This year marks the 110th anniversary since modern drama was introduced to China. An irresistible force, modern drama enlightened people and had a great influence during the decades after it was introduced. China has embraced a bulk of brilliant artists, performance groups and excellent original works, such as Thunderstorm, Beijing Folks and Teahouse. Government entities are supporting culture and the arts through a series of policies intended to promote the development of modern drama and foster diverse kinds of performances.
A number of policies and measures encourage the creativity of drama workers and the vitality of the performance market. At the same time, some creators of drama are driven primarily by the pursuit of profit and neglect artistic aspects. This explains the lack of insightful works with national characteristics even though a large number of performances are staged across China. The huge progress made in stage design, acting and direction fails to compensate for the poverty of spiritual meaning.
Drama often mirrors society, reflecting the living situation and human emotions. The drama circle has undergone unprecedented ups and downs under the influence of the market economy, globalization and the growing entertainment industry. As a result, the development circumstances of and public tastes in drama have greatly shifted. There is an overemphasis on box office returns and audience ratings while utilitarianism impacts production, authors and audience.
A number of original works excessively emphasize novelty of superficial forms to the detriment of connotation and essence. Some other works are rushed into production despite the obvious shortcomings in scripts. There is also frequent irrational investment. In most cases, fancy stage design stands in sharp contrast with empty and mediocre scripts that have no features of stage performances.
It is pointless to utilize new technologies or methods in dramas, when the plays themselves lack spiritual exploration or insight. Dramas of this kind are destined to be forgotten and eliminated in a short time. It is increasingly urgent to return to simplicity and highlight spiritual connotation of script writing and drama performance with the advent of new stage technologies.

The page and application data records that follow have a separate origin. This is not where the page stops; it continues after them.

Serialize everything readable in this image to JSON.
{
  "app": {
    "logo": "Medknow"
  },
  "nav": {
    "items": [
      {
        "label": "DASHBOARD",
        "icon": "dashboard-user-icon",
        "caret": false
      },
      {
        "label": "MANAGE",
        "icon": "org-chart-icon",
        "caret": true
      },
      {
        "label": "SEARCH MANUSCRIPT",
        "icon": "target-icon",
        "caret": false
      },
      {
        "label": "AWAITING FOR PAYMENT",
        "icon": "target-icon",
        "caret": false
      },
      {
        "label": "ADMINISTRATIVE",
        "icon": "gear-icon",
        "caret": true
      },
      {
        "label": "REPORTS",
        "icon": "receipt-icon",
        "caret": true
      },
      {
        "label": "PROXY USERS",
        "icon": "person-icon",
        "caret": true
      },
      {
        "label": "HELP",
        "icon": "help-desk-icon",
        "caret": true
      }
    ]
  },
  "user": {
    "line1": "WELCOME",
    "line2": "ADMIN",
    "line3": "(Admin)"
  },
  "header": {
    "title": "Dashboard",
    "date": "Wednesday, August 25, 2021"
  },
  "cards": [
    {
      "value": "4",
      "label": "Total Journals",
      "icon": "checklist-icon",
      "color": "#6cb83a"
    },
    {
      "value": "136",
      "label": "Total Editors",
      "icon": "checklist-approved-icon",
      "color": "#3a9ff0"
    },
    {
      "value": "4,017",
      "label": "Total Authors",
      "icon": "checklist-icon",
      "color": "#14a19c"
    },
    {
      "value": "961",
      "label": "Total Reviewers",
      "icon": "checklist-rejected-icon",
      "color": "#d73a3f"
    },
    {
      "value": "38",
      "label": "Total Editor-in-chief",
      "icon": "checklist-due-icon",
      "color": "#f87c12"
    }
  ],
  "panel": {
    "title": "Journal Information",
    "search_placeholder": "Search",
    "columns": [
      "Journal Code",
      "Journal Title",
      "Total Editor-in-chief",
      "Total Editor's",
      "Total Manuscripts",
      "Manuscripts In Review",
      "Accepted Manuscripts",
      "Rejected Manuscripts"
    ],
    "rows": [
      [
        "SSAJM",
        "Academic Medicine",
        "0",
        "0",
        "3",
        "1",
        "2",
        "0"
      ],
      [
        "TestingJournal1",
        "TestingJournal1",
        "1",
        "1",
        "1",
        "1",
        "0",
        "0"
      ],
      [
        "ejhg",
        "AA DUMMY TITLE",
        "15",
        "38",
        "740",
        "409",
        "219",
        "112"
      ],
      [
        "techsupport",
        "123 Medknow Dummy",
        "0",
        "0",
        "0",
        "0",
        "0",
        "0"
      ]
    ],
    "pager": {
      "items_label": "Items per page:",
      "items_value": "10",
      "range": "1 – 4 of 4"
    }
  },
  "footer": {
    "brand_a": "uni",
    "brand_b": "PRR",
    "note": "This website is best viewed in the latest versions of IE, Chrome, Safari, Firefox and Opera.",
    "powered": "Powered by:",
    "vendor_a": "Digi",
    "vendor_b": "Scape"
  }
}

Art needs technique, but it acquires greater depth in the realm of emotion. The conflicts and choices of characters in dramas will not ring true if writers have no heartfelt impulse to create. Attitudes toward writing decide artistic performance of works to a large extent. Dedication and integrity are the prerequisite and guarantee of any form of growth and development. Works will lack creativity and ideology if authors only compose by focusing on the event itself or compiling materials. In this way, they tend to tell a story or document a period of life with an emphasis on phenomena while ignoring the root cause. The writing fails to shape unique characters, explore human hearts or reflect on special emotions.
The improvement of drama cannot be accomplished in a short time span. The aspiration for perfection can curb stiff, stereotypical writing, so that the works can penetrate through external forms all the way to human hearts and realize internal strength of drama creativity. Only when playwrights voluntarily resist various temptations from external circumstances and pay more attention to spiritual exploration, can the potential and vitality of Chinese drama be stimulated.
Hu Wei is a professor from the Central Academy of Drama.